SUPPLIED MATERIAL: Begin

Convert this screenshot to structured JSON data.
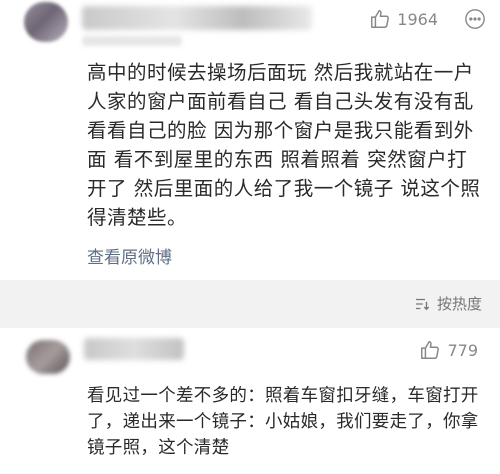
{
  "comment1": {
    "likes": "1964",
    "text": "高中的时候去操场后面玩 然后我就站在一户人家的窗户面前看自己 看自己头发有没有乱 看看自己的脸 因为那个窗户是我只能看到外面 看不到屋里的东西 照着照着 突然窗户打开了 然后里面的人给了我一个镜子 说这个照得清楚些。",
    "view_link": "查看原微博"
  },
  "sort": {
    "label": "按热度"
  },
  "comment2": {
    "likes": "779",
    "text": "看见过一个差不多的：照着车窗扣牙缝，车窗打开了，递出来一个镜子：小姑娘，我们要走了，你拿镜子照，这个清楚"
  },
  "colors": {
    "link": "#5f6f84",
    "separator": "#f2f2f2",
    "meta": "#888888"
  }
}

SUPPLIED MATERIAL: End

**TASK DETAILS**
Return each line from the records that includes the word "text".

**TASK OUTPUT**
    "text": "高中的时候去操场后面玩 然后我就站在一户人家的窗户面前看自己 看自己头发有没有乱 看看自己的脸 因为那个窗户是我只能看到外面 看不到屋里的东西 照着照着 突然窗户打开了 然后里面的人给了我一个镜子 说这个照得清楚些。",
    "text": "看见过一个差不多的：照着车窗扣牙缝，车窗打开了，递出来一个镜子：小姑娘，我们要走了，你拿镜子照，这个清楚"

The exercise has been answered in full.